### Input data
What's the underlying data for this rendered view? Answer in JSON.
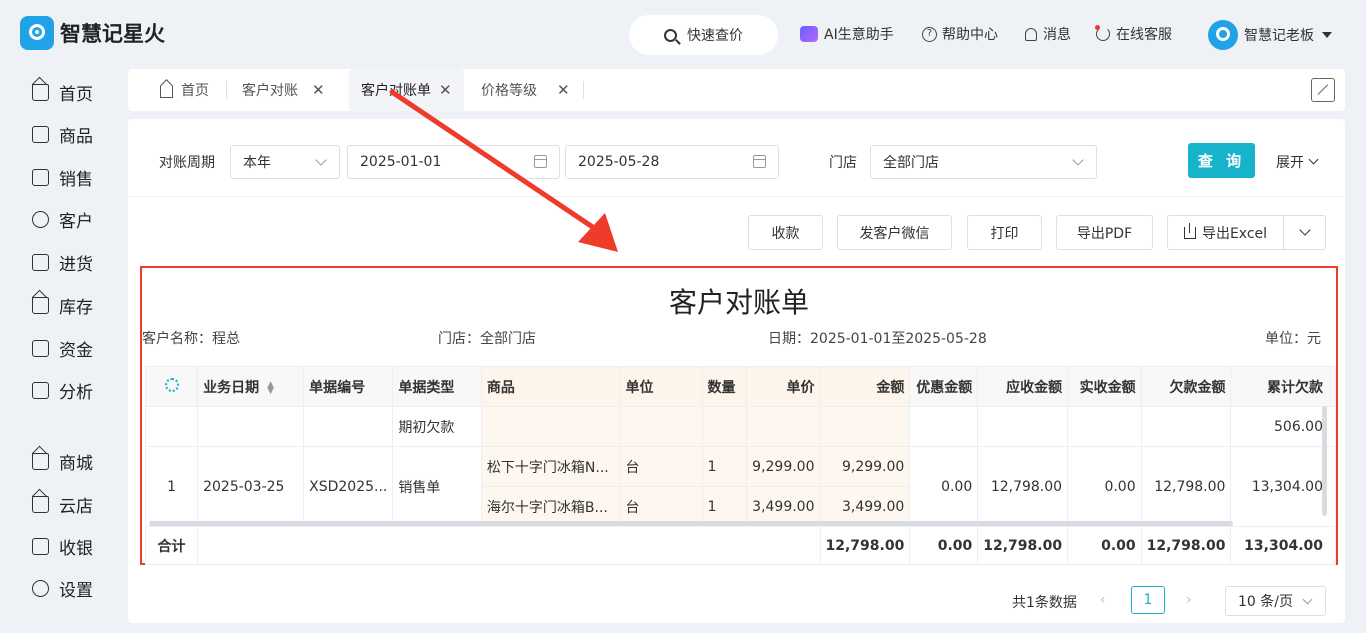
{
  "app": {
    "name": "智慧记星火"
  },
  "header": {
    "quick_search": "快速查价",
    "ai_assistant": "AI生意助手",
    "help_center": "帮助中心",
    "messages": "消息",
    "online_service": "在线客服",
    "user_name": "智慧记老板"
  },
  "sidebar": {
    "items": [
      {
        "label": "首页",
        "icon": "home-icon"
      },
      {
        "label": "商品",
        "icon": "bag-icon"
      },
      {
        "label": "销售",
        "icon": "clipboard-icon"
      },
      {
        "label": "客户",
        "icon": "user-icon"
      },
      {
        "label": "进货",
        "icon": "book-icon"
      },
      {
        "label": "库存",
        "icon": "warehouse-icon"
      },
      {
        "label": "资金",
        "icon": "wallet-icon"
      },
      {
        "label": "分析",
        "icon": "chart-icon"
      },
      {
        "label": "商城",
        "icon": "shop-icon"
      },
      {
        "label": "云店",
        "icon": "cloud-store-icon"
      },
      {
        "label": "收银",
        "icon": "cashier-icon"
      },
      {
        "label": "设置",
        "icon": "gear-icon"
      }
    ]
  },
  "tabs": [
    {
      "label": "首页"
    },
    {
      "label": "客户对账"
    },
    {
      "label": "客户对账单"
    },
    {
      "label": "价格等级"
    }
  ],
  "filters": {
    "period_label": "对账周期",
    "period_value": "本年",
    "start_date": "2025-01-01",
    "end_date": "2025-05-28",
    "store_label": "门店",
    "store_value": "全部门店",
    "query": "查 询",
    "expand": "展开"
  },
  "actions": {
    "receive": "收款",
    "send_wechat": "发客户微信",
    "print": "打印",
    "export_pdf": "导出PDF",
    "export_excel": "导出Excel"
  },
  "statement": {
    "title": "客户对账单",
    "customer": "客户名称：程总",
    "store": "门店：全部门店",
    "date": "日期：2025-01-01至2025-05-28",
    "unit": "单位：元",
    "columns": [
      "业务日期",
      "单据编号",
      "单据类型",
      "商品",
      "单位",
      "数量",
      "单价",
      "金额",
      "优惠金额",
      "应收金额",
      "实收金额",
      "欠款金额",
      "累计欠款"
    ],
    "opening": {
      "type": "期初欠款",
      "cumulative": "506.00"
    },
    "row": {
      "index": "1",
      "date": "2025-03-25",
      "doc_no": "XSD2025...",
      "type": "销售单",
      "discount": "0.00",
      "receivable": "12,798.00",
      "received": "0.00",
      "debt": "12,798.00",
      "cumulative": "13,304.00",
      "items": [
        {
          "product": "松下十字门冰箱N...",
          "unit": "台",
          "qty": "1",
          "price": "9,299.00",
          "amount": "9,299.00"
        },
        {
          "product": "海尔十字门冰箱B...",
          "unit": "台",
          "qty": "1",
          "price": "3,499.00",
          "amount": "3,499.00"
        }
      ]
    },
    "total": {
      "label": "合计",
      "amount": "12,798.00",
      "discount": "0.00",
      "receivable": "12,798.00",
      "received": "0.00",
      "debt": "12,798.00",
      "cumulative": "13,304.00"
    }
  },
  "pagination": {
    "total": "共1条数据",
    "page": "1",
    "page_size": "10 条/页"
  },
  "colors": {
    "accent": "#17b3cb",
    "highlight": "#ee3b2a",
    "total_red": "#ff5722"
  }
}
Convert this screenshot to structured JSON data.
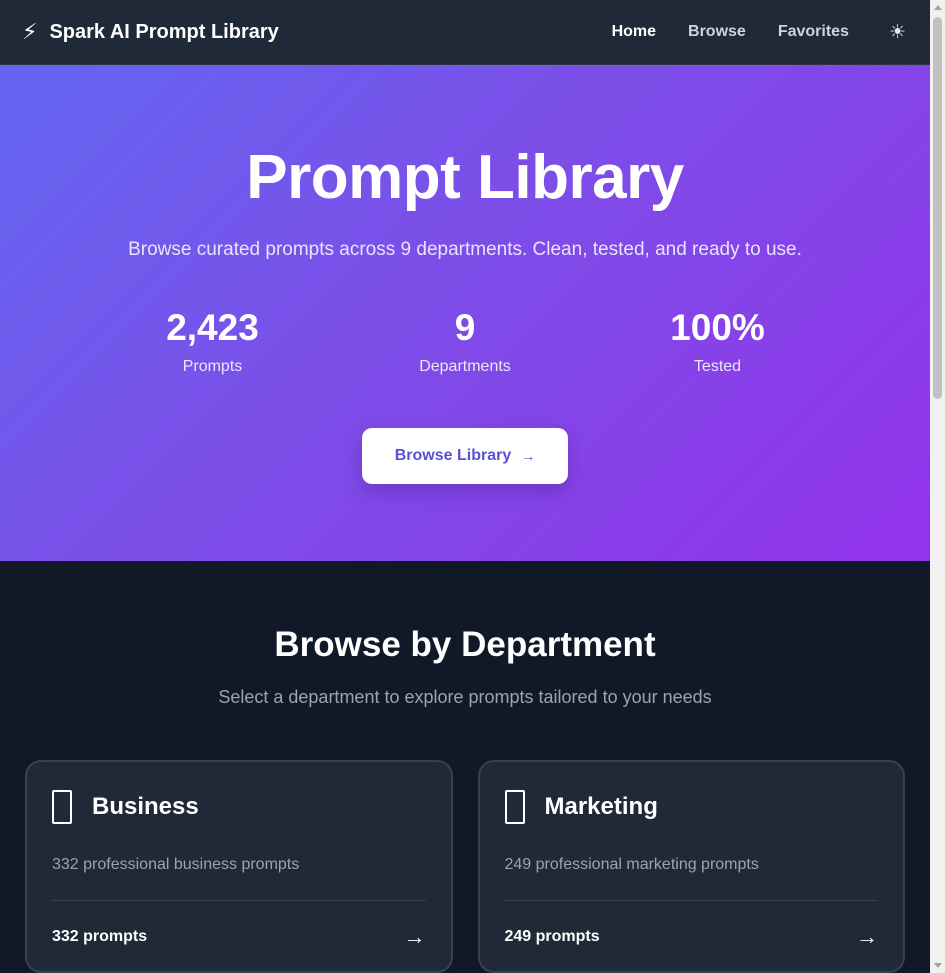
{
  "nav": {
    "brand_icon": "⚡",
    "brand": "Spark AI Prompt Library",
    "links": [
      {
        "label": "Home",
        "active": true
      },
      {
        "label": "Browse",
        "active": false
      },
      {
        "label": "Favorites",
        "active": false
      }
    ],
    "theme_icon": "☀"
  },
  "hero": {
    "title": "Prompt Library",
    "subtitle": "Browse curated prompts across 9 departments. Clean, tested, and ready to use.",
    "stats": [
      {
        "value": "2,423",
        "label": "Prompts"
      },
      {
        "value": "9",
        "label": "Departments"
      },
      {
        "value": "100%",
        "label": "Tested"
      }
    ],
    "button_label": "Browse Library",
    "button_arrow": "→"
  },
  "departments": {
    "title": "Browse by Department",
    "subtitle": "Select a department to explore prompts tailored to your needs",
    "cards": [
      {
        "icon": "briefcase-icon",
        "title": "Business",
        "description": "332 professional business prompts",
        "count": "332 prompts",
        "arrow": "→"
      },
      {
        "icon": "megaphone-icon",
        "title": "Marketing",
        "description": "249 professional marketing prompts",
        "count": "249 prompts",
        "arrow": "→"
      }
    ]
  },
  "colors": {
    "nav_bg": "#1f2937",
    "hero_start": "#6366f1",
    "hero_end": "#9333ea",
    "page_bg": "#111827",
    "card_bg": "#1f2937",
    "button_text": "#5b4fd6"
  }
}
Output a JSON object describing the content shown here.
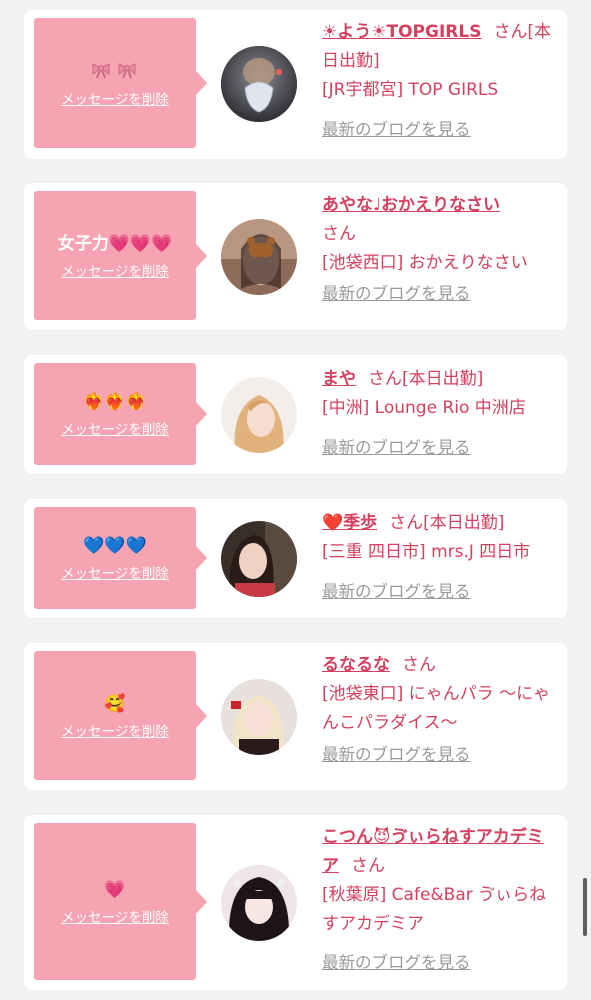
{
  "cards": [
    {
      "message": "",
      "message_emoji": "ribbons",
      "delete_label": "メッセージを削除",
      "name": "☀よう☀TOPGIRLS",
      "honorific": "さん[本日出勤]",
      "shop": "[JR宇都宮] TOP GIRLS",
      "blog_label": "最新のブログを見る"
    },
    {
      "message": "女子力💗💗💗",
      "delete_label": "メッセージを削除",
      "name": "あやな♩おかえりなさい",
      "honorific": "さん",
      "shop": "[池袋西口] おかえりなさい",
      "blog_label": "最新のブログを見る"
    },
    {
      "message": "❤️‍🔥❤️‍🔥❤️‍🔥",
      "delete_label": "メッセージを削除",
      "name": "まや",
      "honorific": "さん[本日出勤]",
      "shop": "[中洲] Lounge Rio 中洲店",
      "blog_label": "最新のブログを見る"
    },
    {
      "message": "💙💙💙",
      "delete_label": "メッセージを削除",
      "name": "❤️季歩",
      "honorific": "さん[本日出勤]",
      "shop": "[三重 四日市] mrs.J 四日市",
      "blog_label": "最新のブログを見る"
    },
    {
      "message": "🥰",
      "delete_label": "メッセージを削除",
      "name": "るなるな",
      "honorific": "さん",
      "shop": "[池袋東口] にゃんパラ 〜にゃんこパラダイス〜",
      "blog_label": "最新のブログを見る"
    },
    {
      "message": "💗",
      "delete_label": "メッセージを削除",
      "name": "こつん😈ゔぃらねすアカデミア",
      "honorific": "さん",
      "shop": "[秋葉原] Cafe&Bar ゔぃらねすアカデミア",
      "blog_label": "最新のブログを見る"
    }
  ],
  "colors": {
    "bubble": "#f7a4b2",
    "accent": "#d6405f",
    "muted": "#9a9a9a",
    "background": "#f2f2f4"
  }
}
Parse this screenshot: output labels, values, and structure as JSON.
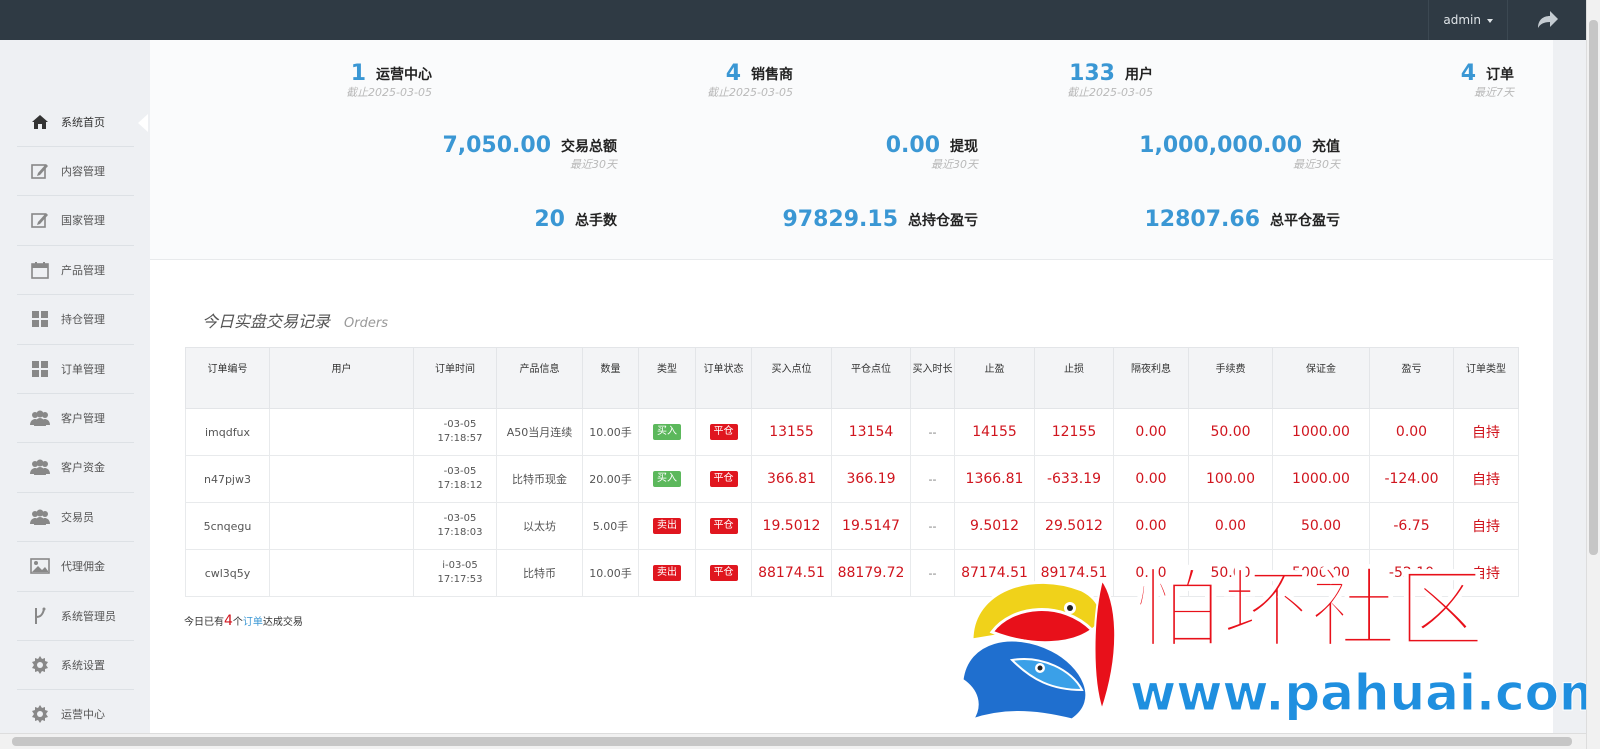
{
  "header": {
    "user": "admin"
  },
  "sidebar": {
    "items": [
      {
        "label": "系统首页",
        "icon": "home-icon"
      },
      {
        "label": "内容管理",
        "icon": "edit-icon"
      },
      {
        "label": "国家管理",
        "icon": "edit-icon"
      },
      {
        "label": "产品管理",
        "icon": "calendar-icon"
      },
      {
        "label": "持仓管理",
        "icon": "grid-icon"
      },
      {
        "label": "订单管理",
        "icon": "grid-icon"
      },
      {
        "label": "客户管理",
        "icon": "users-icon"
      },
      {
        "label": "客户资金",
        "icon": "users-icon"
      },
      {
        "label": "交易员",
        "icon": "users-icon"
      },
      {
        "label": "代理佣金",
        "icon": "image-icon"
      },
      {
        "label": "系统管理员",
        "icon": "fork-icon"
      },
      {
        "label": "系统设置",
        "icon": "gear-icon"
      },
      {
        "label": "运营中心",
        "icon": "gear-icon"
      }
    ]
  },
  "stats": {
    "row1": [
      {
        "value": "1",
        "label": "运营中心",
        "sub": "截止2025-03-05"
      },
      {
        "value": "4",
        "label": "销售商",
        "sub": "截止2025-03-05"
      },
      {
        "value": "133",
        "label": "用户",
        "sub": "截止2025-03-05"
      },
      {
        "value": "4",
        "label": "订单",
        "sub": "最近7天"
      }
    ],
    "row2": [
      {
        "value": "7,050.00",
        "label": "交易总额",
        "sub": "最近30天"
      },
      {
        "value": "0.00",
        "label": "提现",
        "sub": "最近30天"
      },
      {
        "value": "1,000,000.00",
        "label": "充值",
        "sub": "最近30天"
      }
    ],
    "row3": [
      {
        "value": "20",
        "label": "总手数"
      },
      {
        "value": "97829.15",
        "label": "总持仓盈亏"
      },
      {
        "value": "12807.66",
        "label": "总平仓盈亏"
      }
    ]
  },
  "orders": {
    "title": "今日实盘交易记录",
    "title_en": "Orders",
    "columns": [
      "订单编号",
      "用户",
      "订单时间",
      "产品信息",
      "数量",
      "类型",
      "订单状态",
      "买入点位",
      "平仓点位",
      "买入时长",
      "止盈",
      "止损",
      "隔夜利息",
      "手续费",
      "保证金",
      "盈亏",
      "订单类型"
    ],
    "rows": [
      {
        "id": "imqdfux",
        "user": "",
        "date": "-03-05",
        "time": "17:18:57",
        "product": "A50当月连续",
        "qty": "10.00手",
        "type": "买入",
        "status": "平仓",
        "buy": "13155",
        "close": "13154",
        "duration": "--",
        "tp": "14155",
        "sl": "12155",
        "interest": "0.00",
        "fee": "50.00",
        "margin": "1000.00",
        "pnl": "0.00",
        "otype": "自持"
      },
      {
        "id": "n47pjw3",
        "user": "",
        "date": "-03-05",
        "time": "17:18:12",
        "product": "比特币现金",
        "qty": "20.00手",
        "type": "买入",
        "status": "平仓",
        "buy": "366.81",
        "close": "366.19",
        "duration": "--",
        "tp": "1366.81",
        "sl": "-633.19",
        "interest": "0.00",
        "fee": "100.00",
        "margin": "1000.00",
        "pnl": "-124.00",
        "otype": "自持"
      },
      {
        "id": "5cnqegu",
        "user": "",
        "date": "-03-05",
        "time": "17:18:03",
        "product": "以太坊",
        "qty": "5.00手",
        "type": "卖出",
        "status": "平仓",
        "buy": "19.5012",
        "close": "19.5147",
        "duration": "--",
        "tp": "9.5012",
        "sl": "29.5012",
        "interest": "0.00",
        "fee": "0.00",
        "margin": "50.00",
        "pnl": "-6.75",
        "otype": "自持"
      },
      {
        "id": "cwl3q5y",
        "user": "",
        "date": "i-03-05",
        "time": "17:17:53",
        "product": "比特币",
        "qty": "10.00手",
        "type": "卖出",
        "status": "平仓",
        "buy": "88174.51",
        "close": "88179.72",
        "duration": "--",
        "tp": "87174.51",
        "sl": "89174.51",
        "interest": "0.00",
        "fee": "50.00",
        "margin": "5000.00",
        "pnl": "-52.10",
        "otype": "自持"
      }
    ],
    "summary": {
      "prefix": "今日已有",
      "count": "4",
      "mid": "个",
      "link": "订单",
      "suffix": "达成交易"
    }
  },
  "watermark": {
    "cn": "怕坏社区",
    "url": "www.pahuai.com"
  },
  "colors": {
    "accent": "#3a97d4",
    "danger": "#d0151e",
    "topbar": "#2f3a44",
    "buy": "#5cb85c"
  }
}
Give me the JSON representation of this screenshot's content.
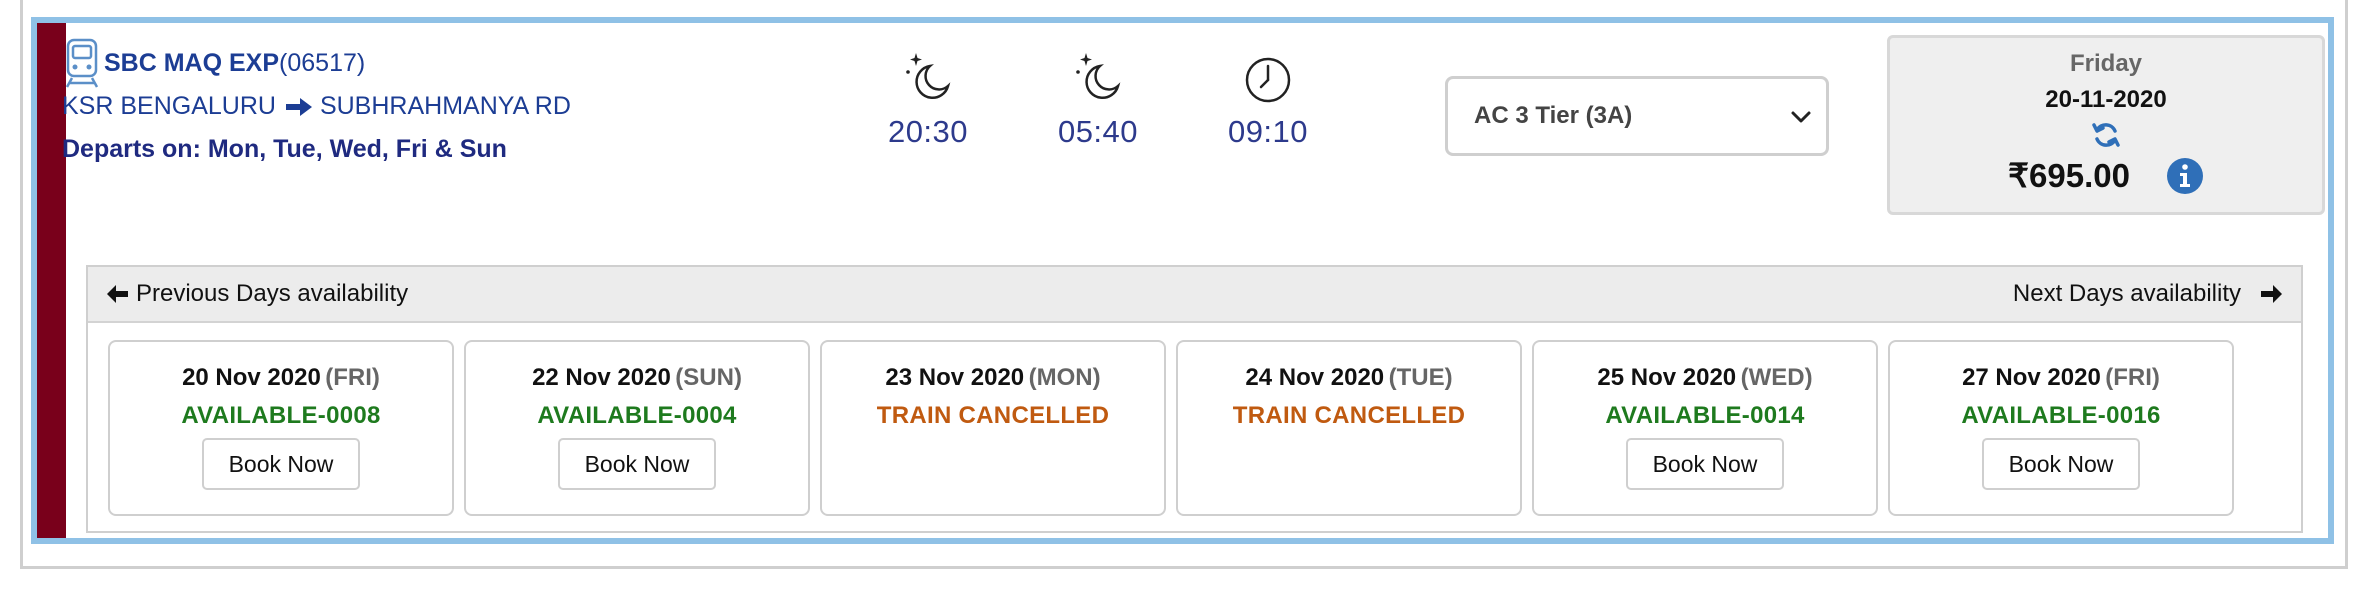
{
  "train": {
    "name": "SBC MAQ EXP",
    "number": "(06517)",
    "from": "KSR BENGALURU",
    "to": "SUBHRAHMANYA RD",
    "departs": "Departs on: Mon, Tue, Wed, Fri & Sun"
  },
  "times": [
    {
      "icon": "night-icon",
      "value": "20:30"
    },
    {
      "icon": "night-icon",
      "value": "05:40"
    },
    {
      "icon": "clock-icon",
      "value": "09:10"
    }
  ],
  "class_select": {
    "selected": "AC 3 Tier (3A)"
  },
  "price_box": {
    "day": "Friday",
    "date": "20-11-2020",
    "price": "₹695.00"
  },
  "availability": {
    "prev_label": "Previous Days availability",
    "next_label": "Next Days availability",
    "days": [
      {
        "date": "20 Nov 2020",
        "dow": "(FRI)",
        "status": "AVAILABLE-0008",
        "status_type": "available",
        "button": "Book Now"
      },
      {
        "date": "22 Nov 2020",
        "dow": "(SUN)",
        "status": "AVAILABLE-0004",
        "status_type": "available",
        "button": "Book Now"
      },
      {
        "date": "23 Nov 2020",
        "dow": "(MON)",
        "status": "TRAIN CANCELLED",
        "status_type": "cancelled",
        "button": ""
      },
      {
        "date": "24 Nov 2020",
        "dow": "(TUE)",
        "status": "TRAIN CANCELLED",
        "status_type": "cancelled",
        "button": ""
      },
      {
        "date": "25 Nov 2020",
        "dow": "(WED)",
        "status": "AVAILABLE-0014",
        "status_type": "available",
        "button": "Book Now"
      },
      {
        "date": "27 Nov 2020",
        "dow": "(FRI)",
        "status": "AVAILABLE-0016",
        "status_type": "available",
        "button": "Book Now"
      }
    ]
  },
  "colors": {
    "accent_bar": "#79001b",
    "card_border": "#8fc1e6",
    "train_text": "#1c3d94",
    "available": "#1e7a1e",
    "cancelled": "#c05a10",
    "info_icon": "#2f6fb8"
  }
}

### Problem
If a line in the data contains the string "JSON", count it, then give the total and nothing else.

### Exercise response
5